## Problem
Every line below that holds the string "nghị" should be copied.

Page and application data records
○ ○ ○

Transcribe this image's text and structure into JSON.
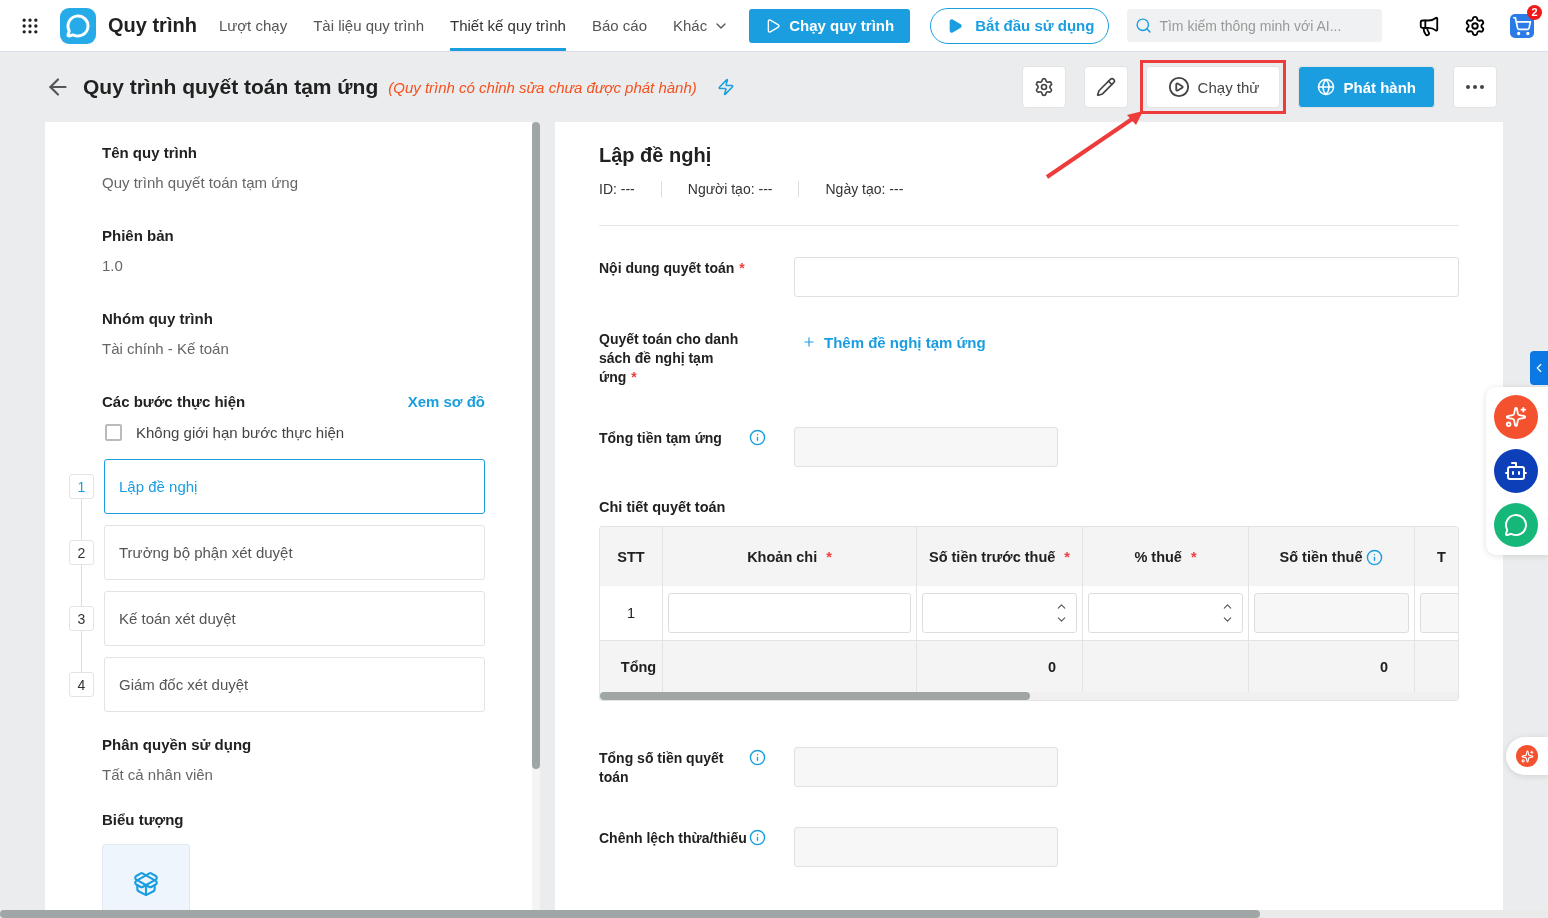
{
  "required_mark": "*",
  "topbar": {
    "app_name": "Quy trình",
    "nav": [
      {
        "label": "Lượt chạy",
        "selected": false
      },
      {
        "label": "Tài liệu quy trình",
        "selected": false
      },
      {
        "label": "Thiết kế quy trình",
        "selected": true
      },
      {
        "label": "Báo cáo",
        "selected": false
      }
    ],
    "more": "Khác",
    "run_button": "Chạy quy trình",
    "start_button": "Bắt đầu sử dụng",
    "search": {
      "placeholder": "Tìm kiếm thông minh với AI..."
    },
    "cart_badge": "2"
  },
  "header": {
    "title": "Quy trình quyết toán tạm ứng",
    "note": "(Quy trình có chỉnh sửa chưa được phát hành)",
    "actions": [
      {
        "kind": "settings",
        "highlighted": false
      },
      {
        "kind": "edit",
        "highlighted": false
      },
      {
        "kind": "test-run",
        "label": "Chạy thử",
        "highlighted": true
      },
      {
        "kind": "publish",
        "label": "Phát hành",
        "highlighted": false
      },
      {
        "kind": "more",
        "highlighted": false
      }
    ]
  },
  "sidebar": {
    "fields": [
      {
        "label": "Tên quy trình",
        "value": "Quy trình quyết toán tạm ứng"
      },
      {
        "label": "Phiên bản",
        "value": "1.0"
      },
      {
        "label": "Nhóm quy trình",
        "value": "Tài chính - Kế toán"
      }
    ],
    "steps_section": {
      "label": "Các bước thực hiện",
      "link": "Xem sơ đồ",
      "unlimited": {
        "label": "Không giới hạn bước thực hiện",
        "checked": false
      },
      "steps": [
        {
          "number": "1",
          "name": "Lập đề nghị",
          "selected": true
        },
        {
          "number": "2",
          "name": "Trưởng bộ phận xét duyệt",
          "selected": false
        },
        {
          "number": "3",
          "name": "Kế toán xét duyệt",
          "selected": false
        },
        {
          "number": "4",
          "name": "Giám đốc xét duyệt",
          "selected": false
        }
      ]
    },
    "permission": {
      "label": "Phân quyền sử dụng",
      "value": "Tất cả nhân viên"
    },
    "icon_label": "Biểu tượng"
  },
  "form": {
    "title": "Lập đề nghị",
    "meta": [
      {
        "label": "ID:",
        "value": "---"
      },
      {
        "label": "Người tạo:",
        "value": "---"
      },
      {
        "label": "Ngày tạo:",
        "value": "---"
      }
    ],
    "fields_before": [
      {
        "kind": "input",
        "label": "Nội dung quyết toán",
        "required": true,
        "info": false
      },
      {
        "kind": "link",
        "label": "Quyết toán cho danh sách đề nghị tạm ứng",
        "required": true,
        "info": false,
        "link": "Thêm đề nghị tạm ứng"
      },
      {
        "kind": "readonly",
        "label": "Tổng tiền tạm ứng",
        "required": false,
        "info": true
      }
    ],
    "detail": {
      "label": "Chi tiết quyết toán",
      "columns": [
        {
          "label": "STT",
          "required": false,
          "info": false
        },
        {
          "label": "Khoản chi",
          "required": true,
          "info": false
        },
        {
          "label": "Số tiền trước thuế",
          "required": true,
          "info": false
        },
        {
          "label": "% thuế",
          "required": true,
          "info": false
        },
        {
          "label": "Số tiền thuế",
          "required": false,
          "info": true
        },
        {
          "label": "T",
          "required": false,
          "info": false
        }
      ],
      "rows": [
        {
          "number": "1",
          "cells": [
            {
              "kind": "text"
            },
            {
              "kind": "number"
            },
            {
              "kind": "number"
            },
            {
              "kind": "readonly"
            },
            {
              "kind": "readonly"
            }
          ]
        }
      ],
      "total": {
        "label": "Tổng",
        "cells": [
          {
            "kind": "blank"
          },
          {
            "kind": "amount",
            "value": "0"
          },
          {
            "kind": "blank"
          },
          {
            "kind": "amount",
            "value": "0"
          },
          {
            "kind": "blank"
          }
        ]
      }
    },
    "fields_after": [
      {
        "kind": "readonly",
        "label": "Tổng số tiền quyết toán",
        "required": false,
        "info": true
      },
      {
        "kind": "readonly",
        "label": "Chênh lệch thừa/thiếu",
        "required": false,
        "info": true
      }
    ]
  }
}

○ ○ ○

## Task output
          "name": "Lập đề nghị",
    "title": "Lập đề nghị",
        "label": "Quyết toán cho danh sách đề nghị tạm ứng",
        "link": "Thêm đề nghị tạm ứng"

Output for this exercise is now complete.